DEC. 30, 6:30 PM EDT
Since 2000, fatal overdose rates involving heroin and prescription painkillers have increased by 200 percent, according to the Centers for Disease Control and Prevention. From 2013 to 2014 alone, the rates jumped by 14 percent.
One way to explain the stubbornness of the epidemic is to look at the availability of the maintenance medication buprenorphine, sold most commonly under the brand name Suboxone. Taking the medication (or methadone), along with counseling, is an opioid addict’s best chance for recovery, public health experts say. But in the U.S., doctors cannot treat more than 100 buprenorphine patients at a time.

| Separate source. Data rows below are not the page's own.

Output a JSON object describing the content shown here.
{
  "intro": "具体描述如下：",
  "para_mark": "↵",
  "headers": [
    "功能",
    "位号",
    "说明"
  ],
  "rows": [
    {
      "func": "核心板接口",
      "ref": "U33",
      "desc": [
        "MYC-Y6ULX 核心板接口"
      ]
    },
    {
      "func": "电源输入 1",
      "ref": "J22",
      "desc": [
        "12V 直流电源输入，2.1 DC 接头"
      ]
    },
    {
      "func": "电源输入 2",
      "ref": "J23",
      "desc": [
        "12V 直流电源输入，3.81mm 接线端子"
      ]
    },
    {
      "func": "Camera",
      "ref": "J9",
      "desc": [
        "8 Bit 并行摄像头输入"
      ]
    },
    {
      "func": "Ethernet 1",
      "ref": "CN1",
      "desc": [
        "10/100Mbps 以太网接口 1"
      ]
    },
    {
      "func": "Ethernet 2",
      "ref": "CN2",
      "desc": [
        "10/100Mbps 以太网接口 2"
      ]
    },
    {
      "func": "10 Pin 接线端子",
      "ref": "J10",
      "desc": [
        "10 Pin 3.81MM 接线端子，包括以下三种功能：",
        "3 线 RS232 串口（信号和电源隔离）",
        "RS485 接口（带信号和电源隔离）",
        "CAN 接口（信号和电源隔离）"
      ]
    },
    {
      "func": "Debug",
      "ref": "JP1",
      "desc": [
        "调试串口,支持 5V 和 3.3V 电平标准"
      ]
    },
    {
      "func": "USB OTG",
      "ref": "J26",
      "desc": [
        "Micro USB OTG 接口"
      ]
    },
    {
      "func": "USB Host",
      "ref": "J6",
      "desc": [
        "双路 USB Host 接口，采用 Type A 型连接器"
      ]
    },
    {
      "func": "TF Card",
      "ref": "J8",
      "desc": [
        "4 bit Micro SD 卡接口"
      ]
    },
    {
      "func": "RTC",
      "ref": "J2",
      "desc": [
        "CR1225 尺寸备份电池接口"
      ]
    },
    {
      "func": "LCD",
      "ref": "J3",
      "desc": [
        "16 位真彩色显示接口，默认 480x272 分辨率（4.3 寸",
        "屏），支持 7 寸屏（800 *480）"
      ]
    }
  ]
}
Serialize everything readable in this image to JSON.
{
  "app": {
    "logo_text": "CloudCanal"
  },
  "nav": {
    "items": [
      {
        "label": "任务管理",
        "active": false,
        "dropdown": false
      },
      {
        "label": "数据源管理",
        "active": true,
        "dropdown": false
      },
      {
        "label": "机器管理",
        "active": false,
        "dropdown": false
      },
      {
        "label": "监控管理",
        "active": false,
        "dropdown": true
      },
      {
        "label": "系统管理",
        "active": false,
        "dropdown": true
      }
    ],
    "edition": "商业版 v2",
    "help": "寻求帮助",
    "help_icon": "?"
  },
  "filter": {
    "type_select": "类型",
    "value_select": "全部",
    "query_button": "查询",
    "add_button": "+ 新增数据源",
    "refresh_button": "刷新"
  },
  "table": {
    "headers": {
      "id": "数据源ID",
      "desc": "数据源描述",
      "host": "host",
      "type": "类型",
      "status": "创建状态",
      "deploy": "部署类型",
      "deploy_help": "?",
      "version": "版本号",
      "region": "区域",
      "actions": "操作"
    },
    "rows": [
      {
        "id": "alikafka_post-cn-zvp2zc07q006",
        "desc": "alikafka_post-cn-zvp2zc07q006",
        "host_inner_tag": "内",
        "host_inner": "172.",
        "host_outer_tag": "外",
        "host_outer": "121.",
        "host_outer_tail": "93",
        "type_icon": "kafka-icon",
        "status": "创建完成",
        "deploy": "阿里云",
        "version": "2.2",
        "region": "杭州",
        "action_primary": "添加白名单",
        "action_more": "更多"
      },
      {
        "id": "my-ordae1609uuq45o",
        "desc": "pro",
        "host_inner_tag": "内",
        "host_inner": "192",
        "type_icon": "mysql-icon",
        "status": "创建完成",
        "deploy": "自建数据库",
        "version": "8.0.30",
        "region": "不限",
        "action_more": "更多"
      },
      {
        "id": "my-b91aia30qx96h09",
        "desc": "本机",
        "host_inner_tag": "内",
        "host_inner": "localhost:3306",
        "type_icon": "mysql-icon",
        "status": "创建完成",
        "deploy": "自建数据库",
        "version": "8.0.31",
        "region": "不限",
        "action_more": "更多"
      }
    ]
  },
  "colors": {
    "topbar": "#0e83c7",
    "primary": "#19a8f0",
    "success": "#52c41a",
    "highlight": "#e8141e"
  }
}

Nearly half of all 3,100 counties in America have no doctors certified to prescribe buprenorphine by the Substance Abuse and Mental Health Services Administration and the Drug Enforcement Administration, according to a Huffington Post analysis. Hundreds of counties have very few certified doctors. In places like South Dakota, which has just 27 bupe-certified physicians, some people drive hundreds of miles outside the state to fill prescriptions.
Many counties in the Northeast have moderate to high numbers of doctors certified to treat buprenorphine patients. But just 31 percent of the 7,745 doctors in those areas are certified to treat the legal limit of 100 patients. Even in Vermont, where the governor in 2014 signed several bills adding $6.8 million in additional funding for medication-assisted treatment programs, only 28 percent or just 60 doctors are certified at the 100-patient level.
As of 2012, the most recent year for which federal data were available, just 13 states had enough doctors certified to prescribe buprenorphine to their addicted residents, according to a study published in August in the American Journal of Public Health.
Below, see how many patients can potentially be prescribed buprenorphine by certified doctors in each state, compared to the number of people suffering from opiate-related addictions.